3. Check for residue: After removing the burr, check for any remaining fragments or debris that may still be stuck to the fur or skin. Use a comb or brush to untangle any matted hair and remove any loose particles. Use warm water and mild soap to wash the affected areas if necessary, but avoid getting water or soap into the eyes, ears, nose, or mouth.

4. Soothe the dog: After removing all burrs and cleaning up, soothe your dog with praise, treats, or playtime to reinforce positive behavior and reduce stress. Monitor your dog’s behavior and health for any signs of complications such as swelling, redness, discharge, lethargy, or loss of appetite.

In conclusion, burrs on dogs can be a nuisance at best and a hazard at worst.
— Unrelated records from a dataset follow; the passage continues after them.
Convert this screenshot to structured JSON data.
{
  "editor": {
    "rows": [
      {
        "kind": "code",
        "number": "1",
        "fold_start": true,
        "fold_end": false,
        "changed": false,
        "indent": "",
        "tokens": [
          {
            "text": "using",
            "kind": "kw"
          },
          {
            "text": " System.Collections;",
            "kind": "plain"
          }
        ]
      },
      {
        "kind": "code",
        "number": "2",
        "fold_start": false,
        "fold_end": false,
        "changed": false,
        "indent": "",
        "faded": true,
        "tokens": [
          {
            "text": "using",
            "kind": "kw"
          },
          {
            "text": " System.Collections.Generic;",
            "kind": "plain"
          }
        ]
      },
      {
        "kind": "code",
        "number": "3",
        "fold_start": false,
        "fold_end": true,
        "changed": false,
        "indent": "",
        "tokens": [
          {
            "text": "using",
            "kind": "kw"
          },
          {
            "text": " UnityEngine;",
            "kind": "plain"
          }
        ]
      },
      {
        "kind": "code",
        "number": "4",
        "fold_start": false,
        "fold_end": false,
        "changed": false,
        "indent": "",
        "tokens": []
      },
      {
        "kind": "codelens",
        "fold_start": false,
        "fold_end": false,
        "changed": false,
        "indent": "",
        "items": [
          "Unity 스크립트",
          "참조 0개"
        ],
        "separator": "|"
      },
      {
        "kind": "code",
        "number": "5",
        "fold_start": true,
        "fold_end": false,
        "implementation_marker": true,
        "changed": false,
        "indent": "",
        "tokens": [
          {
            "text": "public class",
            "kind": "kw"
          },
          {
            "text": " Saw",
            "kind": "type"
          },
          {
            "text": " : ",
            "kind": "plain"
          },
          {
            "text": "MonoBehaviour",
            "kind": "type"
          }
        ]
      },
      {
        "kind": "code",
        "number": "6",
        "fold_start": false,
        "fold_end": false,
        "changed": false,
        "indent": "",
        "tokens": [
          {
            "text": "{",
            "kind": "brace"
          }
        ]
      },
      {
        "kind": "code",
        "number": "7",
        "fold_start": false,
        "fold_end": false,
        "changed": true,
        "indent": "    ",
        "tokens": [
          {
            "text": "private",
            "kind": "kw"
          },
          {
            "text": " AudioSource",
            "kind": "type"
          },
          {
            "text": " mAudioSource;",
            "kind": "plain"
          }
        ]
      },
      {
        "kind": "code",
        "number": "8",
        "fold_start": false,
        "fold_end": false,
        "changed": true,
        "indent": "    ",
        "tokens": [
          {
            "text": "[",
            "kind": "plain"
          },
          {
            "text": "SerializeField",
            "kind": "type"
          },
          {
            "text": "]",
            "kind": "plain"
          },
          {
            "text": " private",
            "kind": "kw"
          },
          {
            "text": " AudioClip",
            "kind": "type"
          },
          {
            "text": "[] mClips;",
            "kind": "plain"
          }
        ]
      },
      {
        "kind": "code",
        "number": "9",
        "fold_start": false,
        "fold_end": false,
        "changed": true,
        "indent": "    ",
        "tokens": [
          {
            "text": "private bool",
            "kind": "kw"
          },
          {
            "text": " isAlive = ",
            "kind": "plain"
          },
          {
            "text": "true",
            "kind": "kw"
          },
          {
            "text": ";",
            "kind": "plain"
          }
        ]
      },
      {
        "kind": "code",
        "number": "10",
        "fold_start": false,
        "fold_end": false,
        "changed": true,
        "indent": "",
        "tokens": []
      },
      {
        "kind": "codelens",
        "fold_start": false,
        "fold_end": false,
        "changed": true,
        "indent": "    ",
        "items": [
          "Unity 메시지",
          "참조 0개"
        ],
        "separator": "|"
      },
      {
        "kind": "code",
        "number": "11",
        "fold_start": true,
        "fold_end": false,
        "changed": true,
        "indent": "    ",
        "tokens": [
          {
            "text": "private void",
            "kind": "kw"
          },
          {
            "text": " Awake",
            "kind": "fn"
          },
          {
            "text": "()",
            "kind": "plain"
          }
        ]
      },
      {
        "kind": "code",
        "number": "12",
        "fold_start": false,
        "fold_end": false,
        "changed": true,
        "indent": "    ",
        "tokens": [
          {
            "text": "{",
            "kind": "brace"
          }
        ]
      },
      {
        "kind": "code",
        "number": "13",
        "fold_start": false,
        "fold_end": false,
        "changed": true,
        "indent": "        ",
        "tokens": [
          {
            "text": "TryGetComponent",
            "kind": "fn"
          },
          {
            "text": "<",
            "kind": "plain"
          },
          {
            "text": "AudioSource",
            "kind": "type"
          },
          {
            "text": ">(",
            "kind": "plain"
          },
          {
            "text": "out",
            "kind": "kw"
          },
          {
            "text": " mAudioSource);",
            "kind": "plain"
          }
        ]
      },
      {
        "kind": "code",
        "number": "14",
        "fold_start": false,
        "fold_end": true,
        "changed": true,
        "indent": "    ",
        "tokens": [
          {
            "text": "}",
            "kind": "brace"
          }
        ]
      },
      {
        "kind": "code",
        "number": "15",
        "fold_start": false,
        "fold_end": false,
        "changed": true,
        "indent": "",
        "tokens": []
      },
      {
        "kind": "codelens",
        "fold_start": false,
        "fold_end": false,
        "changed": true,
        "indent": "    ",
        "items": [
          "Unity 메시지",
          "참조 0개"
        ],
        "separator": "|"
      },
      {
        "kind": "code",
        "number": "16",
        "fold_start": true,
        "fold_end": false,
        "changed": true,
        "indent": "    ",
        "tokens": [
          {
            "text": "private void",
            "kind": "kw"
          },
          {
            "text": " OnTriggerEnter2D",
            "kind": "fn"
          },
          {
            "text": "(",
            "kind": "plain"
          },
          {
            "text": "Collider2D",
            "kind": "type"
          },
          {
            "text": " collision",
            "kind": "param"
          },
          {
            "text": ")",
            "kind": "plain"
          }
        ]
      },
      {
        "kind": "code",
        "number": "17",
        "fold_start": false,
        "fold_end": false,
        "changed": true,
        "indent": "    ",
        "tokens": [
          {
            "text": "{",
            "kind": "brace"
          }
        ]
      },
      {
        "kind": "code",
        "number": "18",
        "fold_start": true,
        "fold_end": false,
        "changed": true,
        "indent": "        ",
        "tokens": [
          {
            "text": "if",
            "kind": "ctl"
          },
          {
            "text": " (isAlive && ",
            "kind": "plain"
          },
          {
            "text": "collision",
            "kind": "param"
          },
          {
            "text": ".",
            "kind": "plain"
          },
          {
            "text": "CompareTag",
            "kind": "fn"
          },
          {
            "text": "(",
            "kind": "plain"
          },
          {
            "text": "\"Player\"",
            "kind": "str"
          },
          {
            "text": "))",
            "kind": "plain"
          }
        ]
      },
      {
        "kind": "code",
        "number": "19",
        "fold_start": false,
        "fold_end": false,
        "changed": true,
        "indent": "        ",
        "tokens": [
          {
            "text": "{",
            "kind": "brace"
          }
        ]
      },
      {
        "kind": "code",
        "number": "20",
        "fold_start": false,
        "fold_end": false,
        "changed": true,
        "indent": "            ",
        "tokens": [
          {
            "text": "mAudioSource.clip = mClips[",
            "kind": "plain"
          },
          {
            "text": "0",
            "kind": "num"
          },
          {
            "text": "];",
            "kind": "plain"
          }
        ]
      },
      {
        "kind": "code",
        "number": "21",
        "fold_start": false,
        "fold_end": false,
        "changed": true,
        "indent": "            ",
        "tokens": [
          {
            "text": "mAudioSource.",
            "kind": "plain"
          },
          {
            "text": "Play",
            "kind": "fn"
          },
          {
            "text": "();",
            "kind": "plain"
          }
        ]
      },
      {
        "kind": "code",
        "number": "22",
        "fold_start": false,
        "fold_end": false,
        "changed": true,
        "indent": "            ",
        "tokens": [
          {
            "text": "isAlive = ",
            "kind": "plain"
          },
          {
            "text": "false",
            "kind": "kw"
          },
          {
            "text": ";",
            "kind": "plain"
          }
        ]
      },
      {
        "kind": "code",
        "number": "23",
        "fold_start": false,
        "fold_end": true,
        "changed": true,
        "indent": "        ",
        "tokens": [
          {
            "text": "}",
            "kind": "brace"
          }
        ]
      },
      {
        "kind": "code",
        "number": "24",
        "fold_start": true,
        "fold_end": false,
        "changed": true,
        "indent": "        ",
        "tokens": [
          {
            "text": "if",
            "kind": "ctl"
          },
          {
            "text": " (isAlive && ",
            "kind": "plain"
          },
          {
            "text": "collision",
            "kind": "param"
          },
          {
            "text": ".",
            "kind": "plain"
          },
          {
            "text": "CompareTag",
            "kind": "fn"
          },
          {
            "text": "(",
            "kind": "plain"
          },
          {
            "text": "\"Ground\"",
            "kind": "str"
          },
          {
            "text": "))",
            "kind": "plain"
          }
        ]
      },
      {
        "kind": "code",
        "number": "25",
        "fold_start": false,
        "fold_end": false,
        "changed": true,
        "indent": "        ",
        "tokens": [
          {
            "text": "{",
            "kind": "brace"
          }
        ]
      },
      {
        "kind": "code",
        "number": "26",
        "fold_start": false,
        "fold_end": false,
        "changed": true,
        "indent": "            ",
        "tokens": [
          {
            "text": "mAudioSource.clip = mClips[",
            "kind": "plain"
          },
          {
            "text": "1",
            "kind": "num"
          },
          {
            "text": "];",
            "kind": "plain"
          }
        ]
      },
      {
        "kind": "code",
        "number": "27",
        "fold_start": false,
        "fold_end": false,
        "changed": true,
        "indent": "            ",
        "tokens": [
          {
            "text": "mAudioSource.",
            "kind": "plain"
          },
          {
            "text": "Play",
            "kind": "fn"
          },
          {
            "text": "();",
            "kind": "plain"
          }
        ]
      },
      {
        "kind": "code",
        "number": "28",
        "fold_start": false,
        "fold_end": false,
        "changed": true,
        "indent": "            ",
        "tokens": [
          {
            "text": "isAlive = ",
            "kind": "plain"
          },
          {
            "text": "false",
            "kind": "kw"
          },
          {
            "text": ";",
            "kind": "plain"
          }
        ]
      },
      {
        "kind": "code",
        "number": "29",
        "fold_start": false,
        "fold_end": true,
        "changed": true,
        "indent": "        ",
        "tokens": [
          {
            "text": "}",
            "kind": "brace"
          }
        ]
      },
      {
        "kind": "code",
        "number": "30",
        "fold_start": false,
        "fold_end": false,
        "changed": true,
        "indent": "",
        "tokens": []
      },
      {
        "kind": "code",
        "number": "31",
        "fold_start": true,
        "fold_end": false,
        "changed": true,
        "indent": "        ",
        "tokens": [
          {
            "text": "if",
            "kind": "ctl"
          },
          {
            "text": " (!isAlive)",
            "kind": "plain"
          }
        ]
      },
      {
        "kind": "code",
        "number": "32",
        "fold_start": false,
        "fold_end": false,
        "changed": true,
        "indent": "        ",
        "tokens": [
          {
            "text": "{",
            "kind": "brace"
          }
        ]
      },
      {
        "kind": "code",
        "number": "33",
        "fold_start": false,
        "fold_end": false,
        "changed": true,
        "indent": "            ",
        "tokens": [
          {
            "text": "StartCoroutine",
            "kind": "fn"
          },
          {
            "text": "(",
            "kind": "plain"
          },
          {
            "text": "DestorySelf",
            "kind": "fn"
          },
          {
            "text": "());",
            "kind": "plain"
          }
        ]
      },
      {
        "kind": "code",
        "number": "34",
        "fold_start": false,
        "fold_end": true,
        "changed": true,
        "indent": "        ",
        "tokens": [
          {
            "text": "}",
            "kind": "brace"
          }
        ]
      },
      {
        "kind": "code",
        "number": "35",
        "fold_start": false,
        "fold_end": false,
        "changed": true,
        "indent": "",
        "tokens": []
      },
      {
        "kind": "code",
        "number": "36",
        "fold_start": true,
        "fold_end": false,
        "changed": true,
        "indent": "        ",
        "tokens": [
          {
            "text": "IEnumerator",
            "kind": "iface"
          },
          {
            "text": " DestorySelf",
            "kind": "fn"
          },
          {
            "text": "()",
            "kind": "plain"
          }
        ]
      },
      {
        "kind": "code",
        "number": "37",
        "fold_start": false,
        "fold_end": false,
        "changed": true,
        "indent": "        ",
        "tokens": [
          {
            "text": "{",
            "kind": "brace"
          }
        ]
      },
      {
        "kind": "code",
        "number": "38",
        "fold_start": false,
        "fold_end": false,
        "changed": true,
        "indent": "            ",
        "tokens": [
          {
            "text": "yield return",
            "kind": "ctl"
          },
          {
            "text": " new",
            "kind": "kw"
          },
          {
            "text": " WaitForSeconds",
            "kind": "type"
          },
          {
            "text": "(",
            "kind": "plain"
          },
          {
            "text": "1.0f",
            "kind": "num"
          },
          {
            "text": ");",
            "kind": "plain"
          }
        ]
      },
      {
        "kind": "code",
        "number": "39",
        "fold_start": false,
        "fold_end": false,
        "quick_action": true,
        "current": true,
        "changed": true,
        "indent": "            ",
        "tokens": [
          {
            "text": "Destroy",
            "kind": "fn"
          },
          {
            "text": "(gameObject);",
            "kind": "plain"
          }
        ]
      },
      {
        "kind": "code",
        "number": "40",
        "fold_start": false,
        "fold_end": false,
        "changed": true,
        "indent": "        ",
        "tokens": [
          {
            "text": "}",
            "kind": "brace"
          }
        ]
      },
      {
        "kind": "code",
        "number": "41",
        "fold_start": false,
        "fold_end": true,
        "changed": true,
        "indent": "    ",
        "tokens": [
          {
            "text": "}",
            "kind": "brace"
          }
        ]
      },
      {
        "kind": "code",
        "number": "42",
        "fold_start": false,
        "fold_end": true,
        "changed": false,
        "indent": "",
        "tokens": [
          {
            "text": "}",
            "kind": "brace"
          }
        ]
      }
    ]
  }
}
By understanding what burrs are, why dogs get them, how they can affect their health and behavior, and how you can remove them safely and effectively, you can help your furry friend stay happy and healthy despite nature’s challenges. Remember to always be gentle, patient, and prepared when dealing with burrs on dogs!